My Grannie died last year at 102. She was a lifelong Methodist. Born into the Methodist Episcopal Church, South, she spent her adulthood in the Methodist Church, and she died a United Methodist. As a child in a Louisiana logging town, she attended camp meeting every year, and received perfect attendance pins for never missing Sunday School. In 1932, as a young bride and mother, she signed my mother into the Cradle Roll and joined a ladies’ Sunday School class at First Methodist Church in Lake Charles. The “Triple L Class”--Life, Love, and Loyalty--began as a group of young mothers and stayed together for 75 years.
Widowed herself in her early fifties, Grannie became a home care companion and baby sitter in order to survive financially. Into her mid-eighties, she worked as a “helper” in the First Methodist day care. She held toddlers when they cried. She taught pre-schoolers to tie their shoes, and set out the juice and cookies at snack time. Even when babysitting fees were her sole income, she gave her widow’s mite to the church. When at age 98 she could no longer live alone, she moved into a nursing home on Medicaid. The women at First United Methodist visited her until the day she died. Triple L only ended after 2005 when Hurricane Rita destroyed the local infrastructure for the elderly. The last few elderly widows lost their ability to live independently, and the Triple L Class died out.
What would someone like my grandmother think about 21st century Methodism as a “global church”? Even though Grannie never left the United States, she carried a vision of the church as a worldwide community. She attended the summer schools of mission sponsored by the United Methodist Women. She gave her dollar dues to Church Women United. She sewed bean bags and “yo yo” dolls to raise money for outreach. She befriended a retired woman missionary, “Miss Julia,” who returned to Lake Charles after years of missionary work in pre-Castro Cuba. In Grannie’s lifetime, she saw the steady expansion of her church from a regional to a national entity. She knew herself to be part of a worldwide network, particularly of women and children, who followed Jesus.
But other aspects of global Methodism I don’t think she would have understood. Grannie would not have appreciated the violent disagreements and cultural polarization at General Conferences. She would think it wrong to tithe her widow’s mite so that bishops could attend ever-increasing numbers of international meetings. If church leaders had asked her opinion, which of course they never did, she would have affirmed that feeding needy children was far more important than spending time arguing over clerical privileges, and launching global study commissions.

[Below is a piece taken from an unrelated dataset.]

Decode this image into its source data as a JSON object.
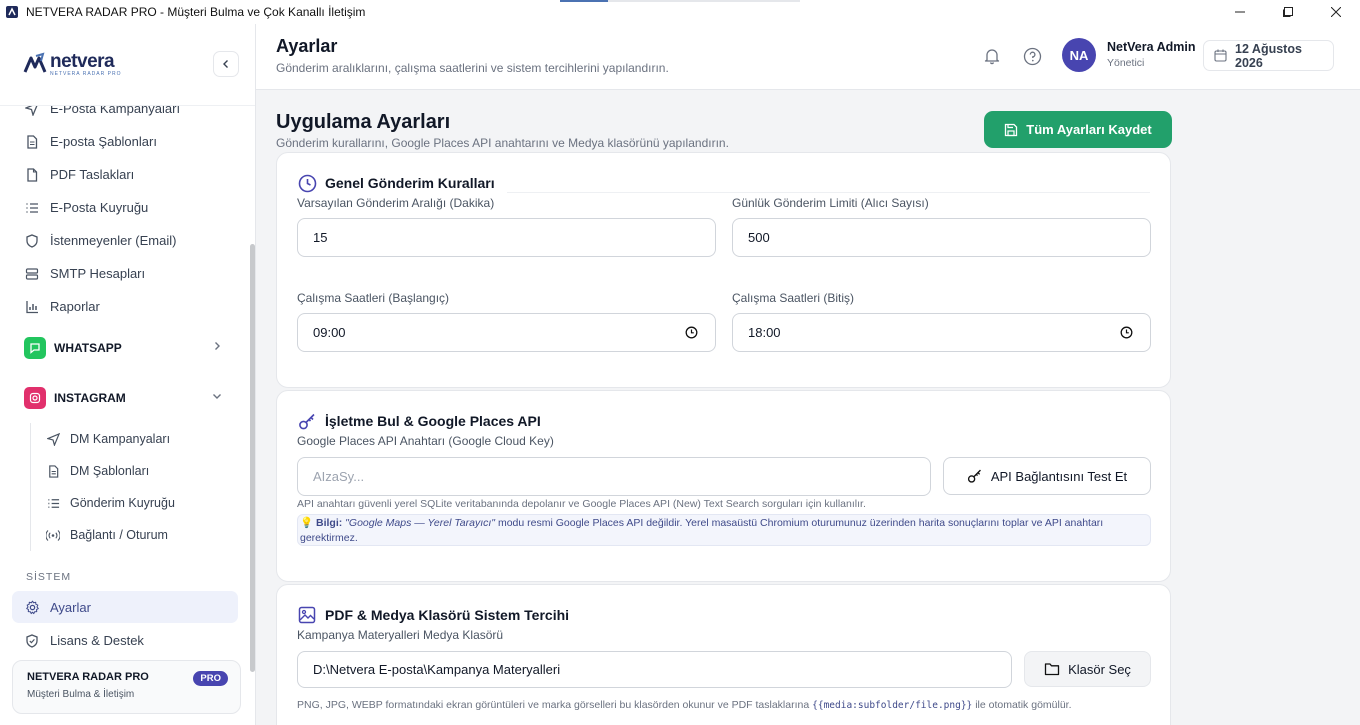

I am sure that were she alive today, my beloved grandmother would support the vision of United Methodism as a global community. But she would see it through the lenses of mission, friendship, and fellowship in Jesus Christ. Power politics, big expenditures for corporate-style meetings, and the accoutrements of status and privilege would be foreign to Grannie. Life, love, and loyalty. . . the church as family. . . this is what it meant for her to be a “global” United Methodist.